Tesla’s drama, China-based companies are listing in the U.S., and SurveyMonkey is (finally) going public
Hello and welcome back to Equity, TechCrunch’s venture capital-focused podcast where we unpack the numbers behind the headlines.
This week, we were a man down, with the excellent Alex Wilhelm of Crunchbase News on a vacation that someone seems to have sanctioned, though it was not us, as we don’t believe in vacations. (Wilhelm, get back here.) We did, happily, have the very knowledgeable Kirsten Korosec of TechCrunch join us on the line; we were also joined by this week’s personable in-studio guest: Lauren Kolodny, a partner at the San Francisco-based, early-stage venture firm Aspect Ventures.
It was the perfect mix to talk about car makers and more car makers, including Tesla and CEO Elon Musk’s seemingly ill-planned plans to take the publicly traded company private, then vacillating a bit before changing his mind again, much to the chagrin of his board, the company’s shareholders, and poor Kirsten, who was trying to enjoy her evening last Friday when Musk decided (for now) to leave well enough alone and drop the whole cockamamie idea of switching out Tesla’s investor base.
We also talked about Toyota’s announcement this week that it’s sinking $500 million into Uber and forming an intriguing if confusing driverless-car pact in the process.

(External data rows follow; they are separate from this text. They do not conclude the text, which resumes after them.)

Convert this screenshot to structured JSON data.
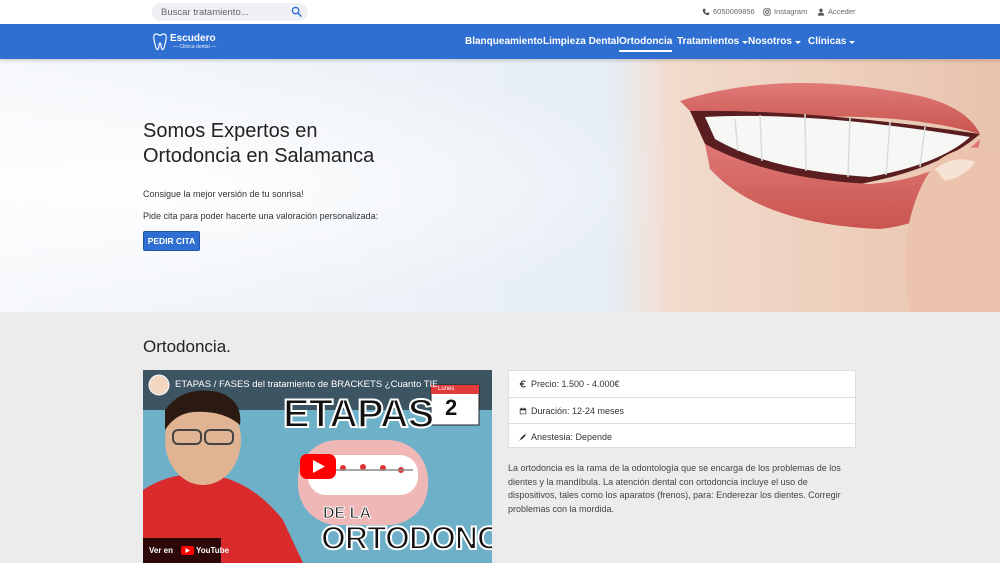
{
  "topbar": {
    "search_placeholder": "Buscar tratamiento...",
    "phone": "6050069856",
    "instagram": "Instagram",
    "login": "Acceder"
  },
  "nav": {
    "logo_name": "Escudero",
    "logo_sub": "— Clínica dental —",
    "items": [
      {
        "label": "Blanqueamiento"
      },
      {
        "label": "Limpieza Dental"
      },
      {
        "label": "Ortodoncia"
      },
      {
        "label": "Tratamientos"
      },
      {
        "label": "Nosotros"
      },
      {
        "label": "Clínicas"
      }
    ]
  },
  "hero": {
    "title_line1": "Somos Expertos en",
    "title_line2": "Ortodoncia en Salamanca",
    "p1": "Consigue la mejor versión de tu sonrisa!",
    "p2": "Pide cita para poder hacerte una valoración personalizada:",
    "cta": "PEDIR CITA"
  },
  "section": {
    "title": "Ortodoncia.",
    "video": {
      "title": "ETAPAS / FASES del tratamiento de BRACKETS ¿Cuanto TIEM...",
      "overlay_big": "ETAPAS",
      "overlay_de": "DE LA",
      "overlay_ortodoncia": "ORTODONCIA",
      "calendar_month": "Lunes",
      "calendar_day": "2",
      "watch_on": "Ver en",
      "youtube": "YouTube"
    },
    "info": {
      "price": "Precio: 1.500 - 4.000€",
      "duration": "Duración: 12-24 meses",
      "anesthesia": "Anestesia: Depende"
    },
    "description": "La ortodoncia es la rama de la odontología que se encarga de los problemas de los dientes y la mandíbula. La atención dental con ortodoncia incluye el uso de dispositivos, tales como los aparatos (frenos), para: Enderezar los dientes. Corregir problemas con la mordida."
  },
  "colors": {
    "brand_blue": "#2e6fd1",
    "section_bg": "#ececec",
    "youtube_red": "#ff0000"
  }
}
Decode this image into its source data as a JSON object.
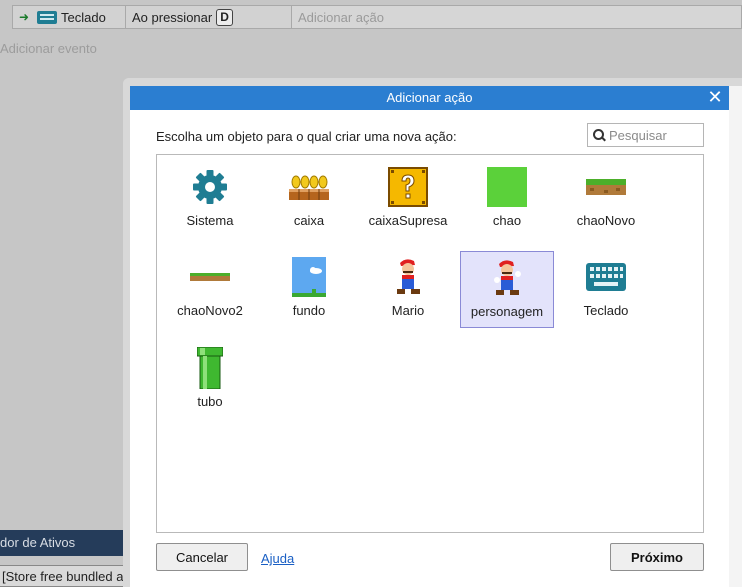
{
  "event_row": {
    "condition_object": "Teclado",
    "condition_text": "Ao pressionar",
    "condition_key": "D",
    "action_placeholder": "Adicionar ação"
  },
  "add_event_label": "Adicionar evento",
  "dock": {
    "title": "dor de Ativos",
    "line": "[Store free bundled as"
  },
  "dialog": {
    "title": "Adicionar ação",
    "prompt": "Escolha um objeto para o qual criar uma nova ação:",
    "search_placeholder": "Pesquisar",
    "objects": [
      {
        "label": "Sistema",
        "icon": "gear-icon",
        "selected": false
      },
      {
        "label": "caixa",
        "icon": "coin-blocks-icon",
        "selected": false
      },
      {
        "label": "caixaSupresa",
        "icon": "question-block-icon",
        "selected": false
      },
      {
        "label": "chao",
        "icon": "green-square-icon",
        "selected": false
      },
      {
        "label": "chaoNovo",
        "icon": "grass-ground-icon",
        "selected": false
      },
      {
        "label": "chaoNovo2",
        "icon": "thin-ground-icon",
        "selected": false
      },
      {
        "label": "fundo",
        "icon": "sky-background-icon",
        "selected": false
      },
      {
        "label": "Mario",
        "icon": "mario-icon",
        "selected": false
      },
      {
        "label": "personagem",
        "icon": "mario-icon",
        "selected": true
      },
      {
        "label": "Teclado",
        "icon": "keyboard-icon",
        "selected": false
      },
      {
        "label": "tubo",
        "icon": "pipe-icon",
        "selected": false
      }
    ],
    "cancel_label": "Cancelar",
    "help_label": "Ajuda",
    "next_label": "Próximo"
  },
  "colors": {
    "titlebar": "#2b7ed1",
    "selection_bg": "#e3e3fb",
    "selection_border": "#8a8ad6",
    "link": "#1a5fc4"
  }
}
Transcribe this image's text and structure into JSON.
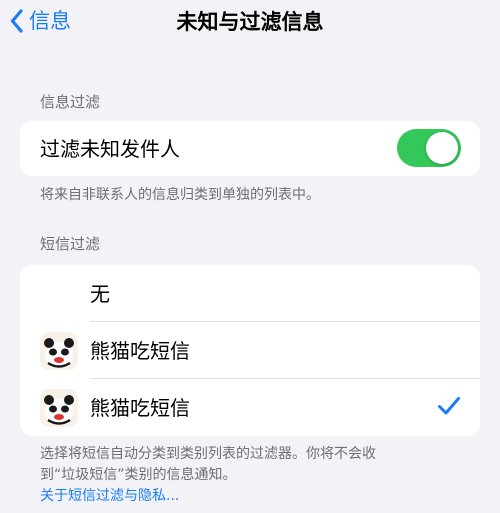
{
  "nav": {
    "back_label": "信息",
    "title": "未知与过滤信息"
  },
  "section1": {
    "header": "信息过滤",
    "toggle_row": {
      "label": "过滤未知发件人",
      "enabled": true
    },
    "footer": "将来自非联系人的信息归类到单独的列表中。"
  },
  "section2": {
    "header": "短信过滤",
    "options": [
      {
        "label": "无",
        "icon": "none",
        "selected": false
      },
      {
        "label": "熊猫吃短信",
        "icon": "panda-app-icon",
        "selected": false
      },
      {
        "label": "熊猫吃短信",
        "icon": "panda-app-icon",
        "selected": true
      }
    ],
    "footer_line1": "选择将短信自动分类到类别列表的过滤器。你将不会收",
    "footer_line2": "到“垃圾短信”类别的信息通知。",
    "link": "关于短信过滤与隐私..."
  },
  "colors": {
    "accent": "#1b7cf5",
    "toggle_on": "#34c759",
    "background": "#f2f2f7"
  }
}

And we lingered on Nio, a four-year-old, Shanghai-based electric car vehicle that, if it has its way, will begin trading on the New York Stock Exchange in roughly two weeks — even though it only made $7 million in the first half of this year and reported a net loss of $503 million. Who’s counting, though? Not U.S. investors, it hopes.
Speaking of IPOs, we knew we’d be remiss not to talk about the IPO filing this week of SurveyMonkey, a now 19-year-old, San Mateo, Ca., company that’s beloved by both personal and business users of its analytical tools and surveys, but which is still not making money, owing in part to expensive debt that the company is currently servicing (and will pay down using its IPO proceeds). Will public shareholders embrace the company, which was last valued at $2 billion during its last private round in 2014 but whose value has subsequently been marked down by fully 25 percent since by fund manager Fidelity? Stay tuned!

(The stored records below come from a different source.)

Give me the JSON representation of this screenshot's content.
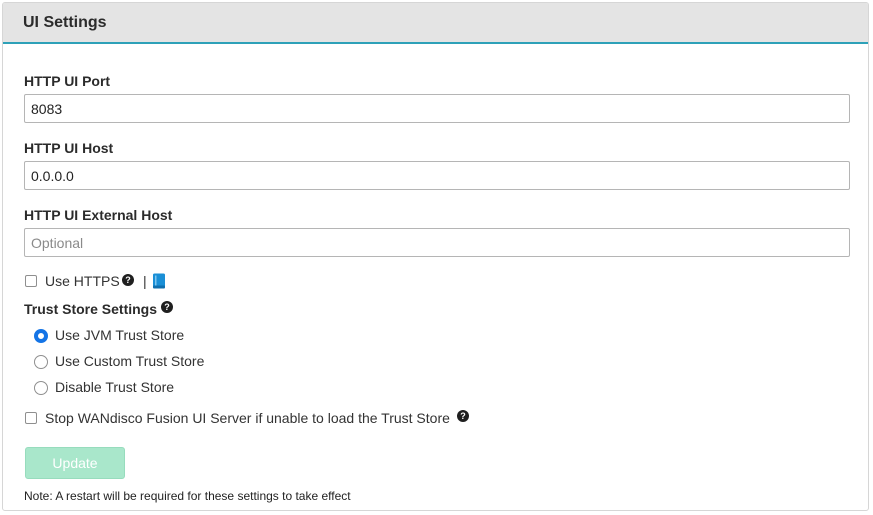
{
  "panel": {
    "title": "UI Settings"
  },
  "fields": {
    "port": {
      "label": "HTTP UI Port",
      "value": "8083",
      "placeholder": ""
    },
    "host": {
      "label": "HTTP UI Host",
      "value": "0.0.0.0",
      "placeholder": ""
    },
    "external_host": {
      "label": "HTTP UI External Host",
      "value": "",
      "placeholder": "Optional"
    }
  },
  "https": {
    "label": "Use HTTPS",
    "checked": false,
    "help_icon": "question-circle",
    "separator": "|",
    "docs_icon": "book"
  },
  "trust_store": {
    "title": "Trust Store Settings",
    "help_icon": "question-circle",
    "options": [
      {
        "label": "Use JVM Trust Store",
        "selected": true
      },
      {
        "label": "Use Custom Trust Store",
        "selected": false
      },
      {
        "label": "Disable Trust Store",
        "selected": false
      }
    ]
  },
  "stop_server": {
    "label": "Stop WANdisco Fusion UI Server if unable to load the Trust Store",
    "checked": false,
    "help_icon": "question-circle"
  },
  "actions": {
    "update_label": "Update",
    "update_enabled": false
  },
  "note": "Note: A restart will be required for these settings to take effect",
  "colors": {
    "header_accent": "#2ea1b8",
    "radio_selected": "#1474e6",
    "update_button_disabled": "#a9e7cb",
    "book_icon": "#1a8fd6"
  }
}
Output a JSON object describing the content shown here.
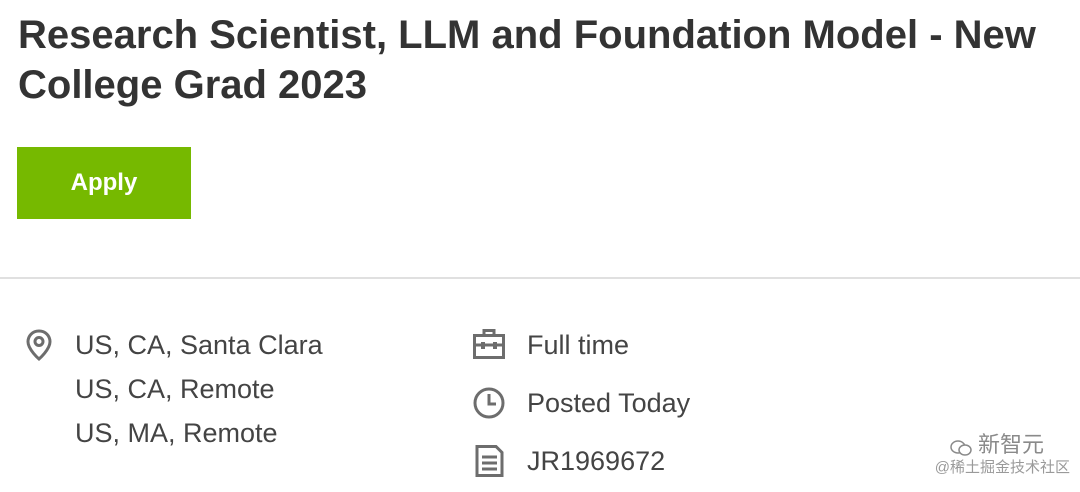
{
  "job": {
    "title": "Research Scientist, LLM and Foundation Model - New College Grad 2023",
    "apply_label": "Apply"
  },
  "locations": [
    "US, CA, Santa Clara",
    "US, CA, Remote",
    "US, MA, Remote"
  ],
  "details": {
    "employment_type": "Full time",
    "posted": "Posted Today",
    "job_id": "JR1969672"
  },
  "icons": {
    "location": "location-pin-icon",
    "employment": "briefcase-icon",
    "posted": "clock-icon",
    "job_id": "document-icon"
  },
  "watermark": {
    "logo_text": "新智元",
    "subtext": "@稀土掘金技术社区"
  },
  "colors": {
    "accent": "#76b900",
    "text": "#333333",
    "icon": "#6d6d6d",
    "divider": "#e0e0e0"
  }
}
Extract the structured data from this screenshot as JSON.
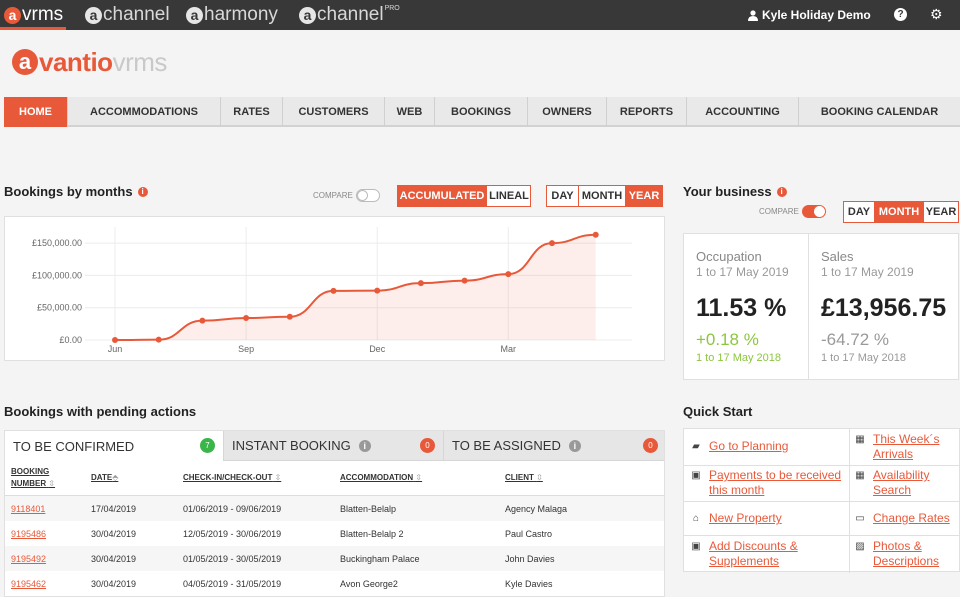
{
  "topbar": {
    "apps": [
      {
        "letter": "a",
        "name": "vrms",
        "sup": ""
      },
      {
        "letter": "a",
        "name": "channel",
        "sup": ""
      },
      {
        "letter": "a",
        "name": "harmony",
        "sup": ""
      },
      {
        "letter": "a",
        "name": "channel",
        "sup": "PRO"
      }
    ],
    "user_name": "Kyle Holiday Demo",
    "help_glyph": "?",
    "gear_glyph": "⚙"
  },
  "logo": {
    "letter": "a",
    "word1": "vantio",
    "word2": "vrms"
  },
  "nav": [
    "HOME",
    "ACCOMMODATIONS",
    "RATES",
    "CUSTOMERS",
    "WEB",
    "BOOKINGS",
    "OWNERS",
    "REPORTS",
    "ACCOUNTING",
    "BOOKING CALENDAR"
  ],
  "bookings_chart": {
    "title": "Bookings by months",
    "compare_label": "COMPARE",
    "mode_buttons": [
      "ACCUMULATED",
      "LINEAL"
    ],
    "period_buttons": [
      "DAY",
      "MONTH",
      "YEAR"
    ]
  },
  "chart_data": {
    "type": "area",
    "x_ticks": [
      "Jun",
      "Sep",
      "Dec",
      "Mar"
    ],
    "y_ticks": [
      "£0.00",
      "£50,000.00",
      "£100,000.00",
      "£150,000.00"
    ],
    "ylim": [
      0,
      175000
    ],
    "x": [
      "Jun",
      "Jul",
      "Aug",
      "Sep",
      "Oct",
      "Nov",
      "Dec",
      "Jan",
      "Feb",
      "Mar",
      "Apr",
      "May"
    ],
    "values": [
      0,
      500,
      30000,
      34000,
      36000,
      76000,
      76500,
      88000,
      92000,
      102000,
      150000,
      163000
    ],
    "accent_color": "#e8593a",
    "grid": true
  },
  "business": {
    "title": "Your business",
    "compare_label": "COMPARE",
    "period_buttons": [
      "DAY",
      "MONTH",
      "YEAR"
    ],
    "occupation": {
      "label": "Occupation",
      "period": "1 to 17 May 2019",
      "value": "11.53 %",
      "change": "+0.18 %",
      "prev_period": "1 to 17 May 2018"
    },
    "sales": {
      "label": "Sales",
      "period": "1 to 17 May 2019",
      "value": "£13,956.75",
      "change": "-64.72 %",
      "prev_period": "1 to 17 May 2018"
    }
  },
  "pending": {
    "title": "Bookings with pending actions",
    "tabs": [
      {
        "label": "TO BE CONFIRMED",
        "count": "7"
      },
      {
        "label": "INSTANT BOOKING",
        "count": "0",
        "info_glyph": "i"
      },
      {
        "label": "TO BE ASSIGNED",
        "count": "0",
        "info_glyph": "i"
      }
    ],
    "columns": [
      "BOOKING",
      "NUMBER",
      "DATE",
      "CHECK-IN/CHECK-OUT",
      "ACCOMMODATION",
      "CLIENT"
    ],
    "rows": [
      {
        "number": "9118401",
        "date": "17/04/2019",
        "checkin": "01/06/2019 - 09/06/2019",
        "accommodation": "Blatten-Belalp",
        "client": "Agency Malaga"
      },
      {
        "number": "9195486",
        "date": "30/04/2019",
        "checkin": "12/05/2019 - 30/06/2019",
        "accommodation": "Blatten-Belalp 2",
        "client": "Paul Castro"
      },
      {
        "number": "9195492",
        "date": "30/04/2019",
        "checkin": "01/05/2019 - 30/05/2019",
        "accommodation": "Buckingham Palace",
        "client": "John Davies"
      },
      {
        "number": "9195462",
        "date": "30/04/2019",
        "checkin": "04/05/2019 - 31/05/2019",
        "accommodation": "Avon George2",
        "client": "Kyle Davies"
      }
    ]
  },
  "quick_start": {
    "title": "Quick Start",
    "items": [
      {
        "l1": "Go to Planning",
        "l2": "",
        "icon": "briefcase-icon"
      },
      {
        "l1": "This Week´s",
        "l2": "Arrivals",
        "icon": "calendar-icon"
      },
      {
        "l1": "Payments to be received",
        "l2": "this month",
        "icon": "money-icon"
      },
      {
        "l1": "Availability",
        "l2": "Search",
        "icon": "calendar-icon"
      },
      {
        "l1": "New Property",
        "l2": "",
        "icon": "home-icon"
      },
      {
        "l1": "Change Rates",
        "l2": "",
        "icon": "credit-card-icon"
      },
      {
        "l1": "Add Discounts &",
        "l2": "Supplements",
        "icon": "money-icon"
      },
      {
        "l1": "Photos &",
        "l2": "Descriptions",
        "icon": "picture-icon"
      }
    ]
  }
}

We did not get to our favorite topic of scooters, running out time to chat about this major development and also this one. Knowing how much we love to toot about les scoots, rest assured that they will back next week, as will we, so tune in again then!
Source: Tech Crunch